* _Material supplied_:
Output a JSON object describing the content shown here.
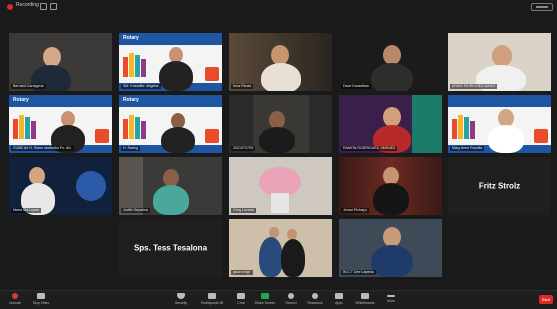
{
  "recording": {
    "label": "Recording"
  },
  "participants": [
    {
      "name": "Bernard Cartagena",
      "bg": "#3b3a38"
    },
    {
      "name": "SM. Kristoffer Jetgeba",
      "bg": "#f2f2f2"
    },
    {
      "name": "Irma Pimas",
      "bg": "#1d1d1d"
    },
    {
      "name": "Dave Karanthan",
      "bg": "#1b1b1b"
    },
    {
      "name": "ARIAS PIDRIGUEZ MAGO",
      "bg": "#d9d4c7"
    },
    {
      "name": "21080 Art H. Rizes /ambo/bo Pc. Art.",
      "bg": "#f2f2f2"
    },
    {
      "name": "H. Raring",
      "bg": "#f2f2f2"
    },
    {
      "name": "2021070709",
      "bg": "#2b2b2b"
    },
    {
      "name": "RAMON RODRIGUEZ JIMENEZ",
      "bg": "#3a1f4a"
    },
    {
      "name": "Mary Anne Rocella",
      "bg": "#f2f2f2"
    },
    {
      "name": "Maria Sol Lupas",
      "bg": "#11213c"
    },
    {
      "name": "Judith Deparina",
      "bg": "#3a3a38"
    },
    {
      "name": "Greg Lozada",
      "bg": "#cfc8c0"
    },
    {
      "name": "Jomar Pichayu",
      "bg": "#2b1a18"
    },
    {
      "name": "Fritz Strolz",
      "bg": "#1f1f1f"
    },
    {
      "name": "Sps. Tess Tesalona",
      "bg": "#1f1f1f"
    },
    {
      "name": "jason engr.",
      "bg": "#cdbfaa"
    },
    {
      "name": "W.C.T Dee Lapena",
      "bg": "#3e4a58"
    }
  ],
  "controls": {
    "mute": "Unmute",
    "video": "Stop Video",
    "security": "Security",
    "participants": "Participants",
    "participants_count": "56",
    "chat": "Chat",
    "share": "Share Screen",
    "record": "Record",
    "reactions": "Reactions",
    "apps": "Apps",
    "whiteboards": "Whiteboards",
    "more": "More",
    "end": "End"
  },
  "colors": {
    "accent_green": "#22a84a",
    "end_red": "#e02828",
    "rotary_blue": "#1f56a3"
  }
}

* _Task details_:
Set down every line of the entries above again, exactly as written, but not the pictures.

* _Result of this exercise_:
Output a JSON object describing the content shown here.
{
  "recording": {
    "label": "Recording"
  },
  "participants": [
    {
      "name": "Bernard Cartagena",
      "bg": "#3b3a38"
    },
    {
      "name": "SM. Kristoffer Jetgeba",
      "bg": "#f2f2f2"
    },
    {
      "name": "Irma Pimas",
      "bg": "#1d1d1d"
    },
    {
      "name": "Dave Karanthan",
      "bg": "#1b1b1b"
    },
    {
      "name": "ARIAS PIDRIGUEZ MAGO",
      "bg": "#d9d4c7"
    },
    {
      "name": "21080 Art H. Rizes /ambo/bo Pc. Art.",
      "bg": "#f2f2f2"
    },
    {
      "name": "H. Raring",
      "bg": "#f2f2f2"
    },
    {
      "name": "2021070709",
      "bg": "#2b2b2b"
    },
    {
      "name": "RAMON RODRIGUEZ JIMENEZ",
      "bg": "#3a1f4a"
    },
    {
      "name": "Mary Anne Rocella",
      "bg": "#f2f2f2"
    },
    {
      "name": "Maria Sol Lupas",
      "bg": "#11213c"
    },
    {
      "name": "Judith Deparina",
      "bg": "#3a3a38"
    },
    {
      "name": "Greg Lozada",
      "bg": "#cfc8c0"
    },
    {
      "name": "Jomar Pichayu",
      "bg": "#2b1a18"
    },
    {
      "name": "Fritz Strolz",
      "bg": "#1f1f1f"
    },
    {
      "name": "Sps. Tess Tesalona",
      "bg": "#1f1f1f"
    },
    {
      "name": "jason engr.",
      "bg": "#cdbfaa"
    },
    {
      "name": "W.C.T Dee Lapena",
      "bg": "#3e4a58"
    }
  ],
  "controls": {
    "mute": "Unmute",
    "video": "Stop Video",
    "security": "Security",
    "participants": "Participants",
    "participants_count": "56",
    "chat": "Chat",
    "share": "Share Screen",
    "record": "Record",
    "reactions": "Reactions",
    "apps": "Apps",
    "whiteboards": "Whiteboards",
    "more": "More",
    "end": "End"
  },
  "colors": {
    "accent_green": "#22a84a",
    "end_red": "#e02828",
    "rotary_blue": "#1f56a3"
  }
}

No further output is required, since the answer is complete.